Guardiola had arguably his finest season as Manchester City manager, given that he implemented tactical tweaks in winter that reversed the fortunes of an ailing team, winning the Premier League and League Cup in the process. Still, he faces similar lines of criticism after yet another baffling change to his lineup in Europe.
To Pep could soon be added to the dictionary.
Rudiger leads merciless defensive effort
Antonio Rudiger’s most memorable contribution to the fixture was rather controversial. Kevin De Bruyne ran with the hope of meeting a return pass from Riyad Mahrez, but Rudiger, with no intent to play the ball but plenty of intent to hit the Belgian, flattened him.
Rudiger’s block left De Bruyne with a throbbing black eye and robbed City of their vital playmaker after an hour.
This is Rudiger’s game. He struggled to get off the bench when he played in Peter Hyballa’s under-19 team at Dortmund because of his weaknesses in possession, but his aggression was never in doubt. “He’d eat the striker,” Hyballa told theScore last year.

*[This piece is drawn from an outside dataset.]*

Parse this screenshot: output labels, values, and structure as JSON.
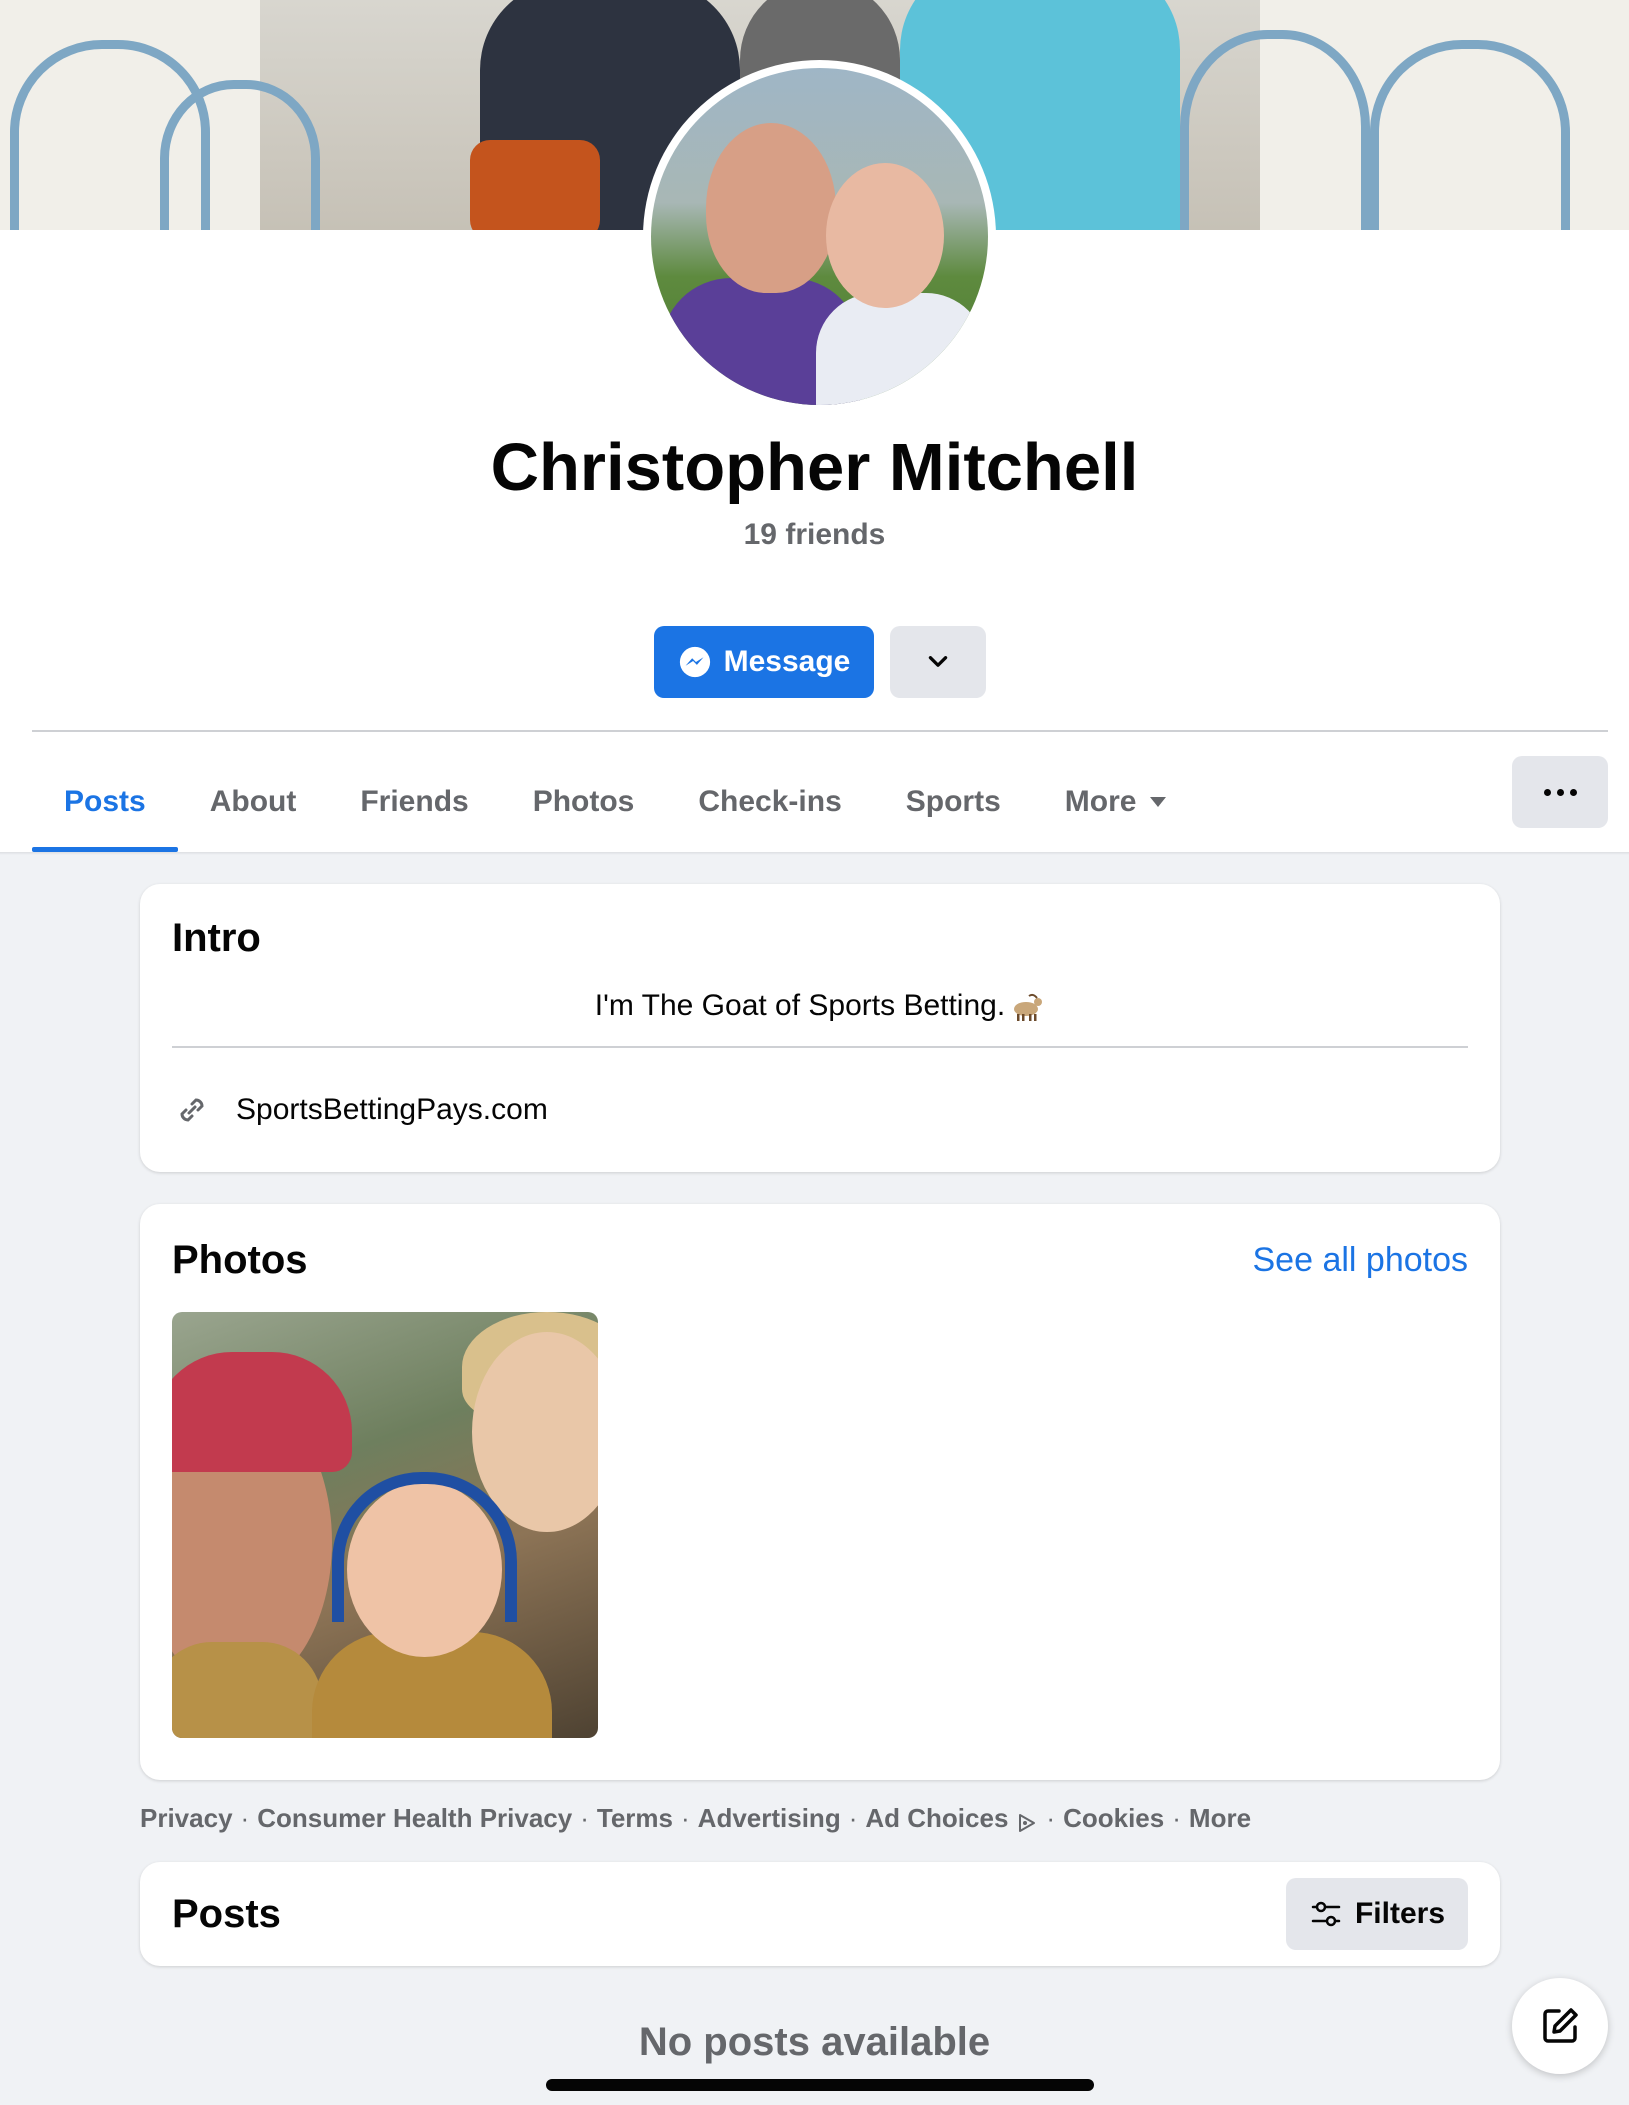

Frank Lampard didn’t seem to be a fan, either, but Tuchel has used him regularly over his short time at the helm – and it’s easy to see why. Aside from Rudiger’s unsavory challenge on De Bruyne, his combativeness was the perfect response to City’s diminutive, artful attackers, with an excellent block tackle on Phil Foden during the first half the real highlight of his workday.
Without that, Foden would’ve given City the lead.
But it wasn’t Rudiger alone. James made a game-high seven tackles on his own – the same number as the whole Manchester City squad – and led in clearances as he bludgeoned five balls to safety. And N’Golo Kante, undoubtedly Chelsea’s best player of their Champions League run, was his usual tireless self as he mopped up with three tackles and two interceptions in midfield.
“I was very impressed, from the first moment, with the intensity, the attitude, and how we defended together. (This) is an (important) point,” Tuchel said this week when reflecting on his tenure so far. “The group plays like a group that has something to prove, and they really want to prove how strong they are.”
Tuchel turned Chelsea into a solid, Champions League-winning unit in four months. Think of what he could do with a full preseason under his belt.